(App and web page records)

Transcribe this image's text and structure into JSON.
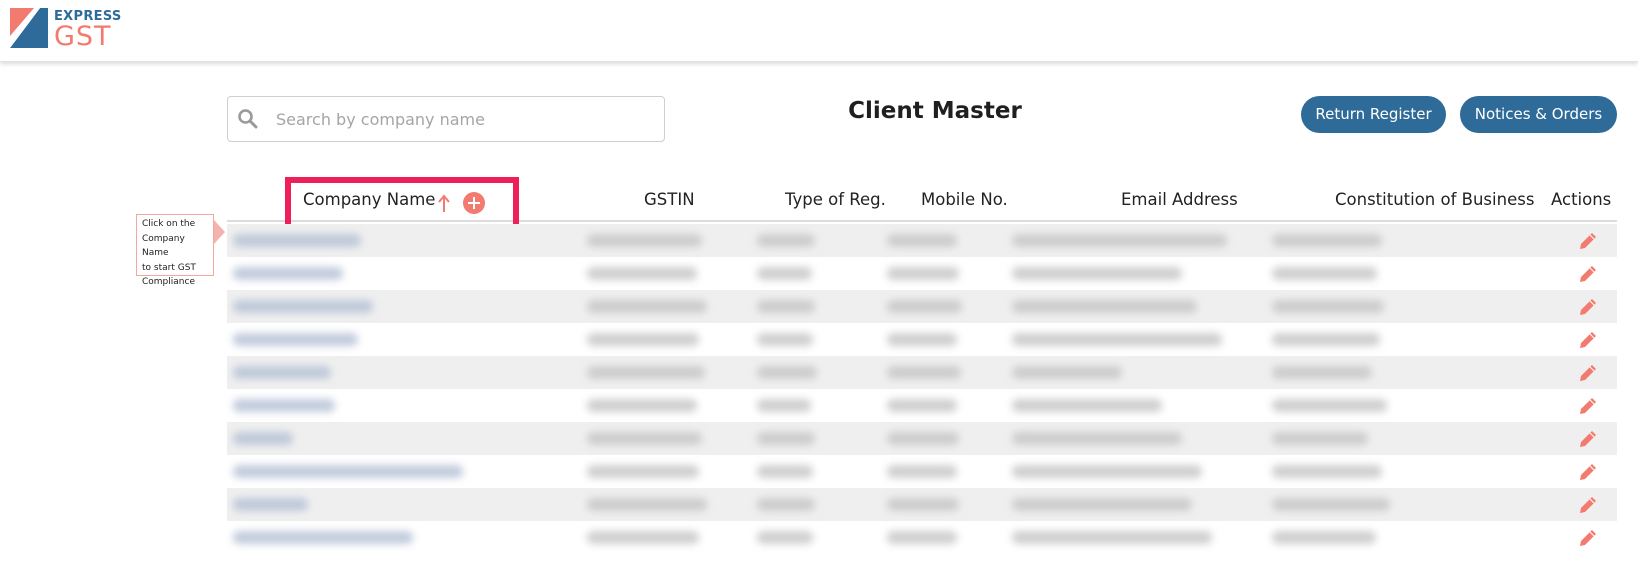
{
  "app": {
    "logo_top": "EXPRESS",
    "logo_bottom": "GST",
    "logo_colors": {
      "blue": "#2e6b9a",
      "coral": "#f27a6f"
    }
  },
  "search": {
    "placeholder": "Search by company name",
    "value": ""
  },
  "page": {
    "title": "Client Master"
  },
  "buttons": {
    "return_register": "Return Register",
    "notices_orders": "Notices & Orders"
  },
  "table": {
    "columns": {
      "company": "Company Name",
      "gstin": "GSTIN",
      "type": "Type of Reg.",
      "mobile": "Mobile No.",
      "email": "Email Address",
      "constitution": "Constitution of Business",
      "actions": "Actions"
    },
    "row_count": 10,
    "rows_blurred": true
  },
  "tooltip": {
    "lines": [
      "Click on the",
      "Company Name",
      "to start GST",
      "Compliance"
    ]
  },
  "colors": {
    "accent": "#f27a6f",
    "primary": "#2f6b98",
    "highlight": "#ef1f5a"
  },
  "icons": [
    "search-icon",
    "sort-ascending-icon",
    "add-circle-icon",
    "pencil-edit-icon"
  ]
}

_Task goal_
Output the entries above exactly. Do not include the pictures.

_Solution to this exercise_
Transcribe this image's text and structure into JSON.
{
  "app": {
    "logo_top": "EXPRESS",
    "logo_bottom": "GST",
    "logo_colors": {
      "blue": "#2e6b9a",
      "coral": "#f27a6f"
    }
  },
  "search": {
    "placeholder": "Search by company name",
    "value": ""
  },
  "page": {
    "title": "Client Master"
  },
  "buttons": {
    "return_register": "Return Register",
    "notices_orders": "Notices & Orders"
  },
  "table": {
    "columns": {
      "company": "Company Name",
      "gstin": "GSTIN",
      "type": "Type of Reg.",
      "mobile": "Mobile No.",
      "email": "Email Address",
      "constitution": "Constitution of Business",
      "actions": "Actions"
    },
    "row_count": 10,
    "rows_blurred": true
  },
  "tooltip": {
    "lines": [
      "Click on the",
      "Company Name",
      "to start GST",
      "Compliance"
    ]
  },
  "colors": {
    "accent": "#f27a6f",
    "primary": "#2f6b98",
    "highlight": "#ef1f5a"
  },
  "icons": [
    "search-icon",
    "sort-ascending-icon",
    "add-circle-icon",
    "pencil-edit-icon"
  ]
}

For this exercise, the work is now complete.